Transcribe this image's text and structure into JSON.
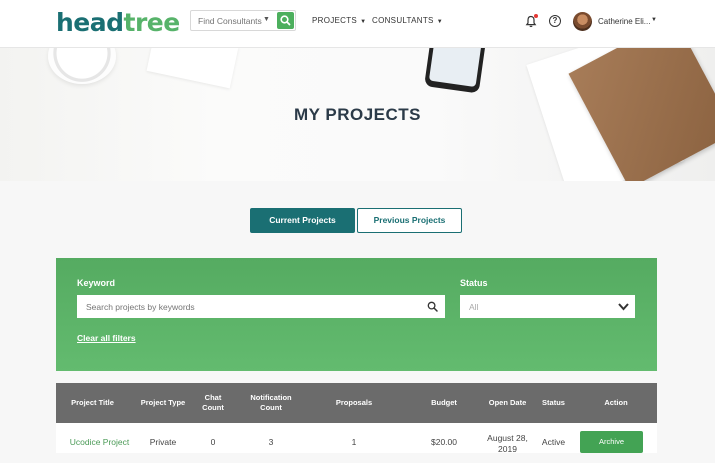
{
  "brand": {
    "logo_part1": "head",
    "logo_part2": "tree"
  },
  "header": {
    "search_placeholder": "Find Consultants",
    "nav": [
      {
        "label": "PROJECTS"
      },
      {
        "label": "CONSULTANTS"
      }
    ],
    "user_name": "Catherine Eli...",
    "icons": [
      "search-icon",
      "bell-icon",
      "help-icon",
      "chevron-down-icon"
    ]
  },
  "hero": {
    "title": "MY PROJECTS"
  },
  "tabs": [
    {
      "label": "Current Projects",
      "active": true
    },
    {
      "label": "Previous Projects",
      "active": false
    }
  ],
  "filters": {
    "keyword_label": "Keyword",
    "keyword_placeholder": "Search projects by keywords",
    "status_label": "Status",
    "status_value": "All",
    "clear_label": "Clear all filters"
  },
  "table": {
    "columns": [
      "Project Title",
      "Project Type",
      "Chat Count",
      "Notification Count",
      "Proposals",
      "Budget",
      "Open Date",
      "Status",
      "Action"
    ],
    "rows": [
      {
        "title": "Ucodice Project",
        "type": "Private",
        "chat_count": "0",
        "notification_count": "3",
        "proposals": "1",
        "budget": "$20.00",
        "open_date": "August 28, 2019",
        "status": "Active",
        "action": "Archive"
      }
    ]
  },
  "colors": {
    "brand_teal": "#1a6f73",
    "brand_green": "#57b36a",
    "filter_green": "#5cb468",
    "table_header": "#6b6b6b",
    "archive_button": "#43a354"
  }
}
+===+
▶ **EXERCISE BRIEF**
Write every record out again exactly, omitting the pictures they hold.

▶ **SOLUTION BELOW**
Transcribe this image's text and structure into JSON.
{
  "brand": {
    "logo_part1": "head",
    "logo_part2": "tree"
  },
  "header": {
    "search_placeholder": "Find Consultants",
    "nav": [
      {
        "label": "PROJECTS"
      },
      {
        "label": "CONSULTANTS"
      }
    ],
    "user_name": "Catherine Eli...",
    "icons": [
      "search-icon",
      "bell-icon",
      "help-icon",
      "chevron-down-icon"
    ]
  },
  "hero": {
    "title": "MY PROJECTS"
  },
  "tabs": [
    {
      "label": "Current Projects",
      "active": true
    },
    {
      "label": "Previous Projects",
      "active": false
    }
  ],
  "filters": {
    "keyword_label": "Keyword",
    "keyword_placeholder": "Search projects by keywords",
    "status_label": "Status",
    "status_value": "All",
    "clear_label": "Clear all filters"
  },
  "table": {
    "columns": [
      "Project Title",
      "Project Type",
      "Chat Count",
      "Notification Count",
      "Proposals",
      "Budget",
      "Open Date",
      "Status",
      "Action"
    ],
    "rows": [
      {
        "title": "Ucodice Project",
        "type": "Private",
        "chat_count": "0",
        "notification_count": "3",
        "proposals": "1",
        "budget": "$20.00",
        "open_date": "August 28, 2019",
        "status": "Active",
        "action": "Archive"
      }
    ]
  },
  "colors": {
    "brand_teal": "#1a6f73",
    "brand_green": "#57b36a",
    "filter_green": "#5cb468",
    "table_header": "#6b6b6b",
    "archive_button": "#43a354"
  }
}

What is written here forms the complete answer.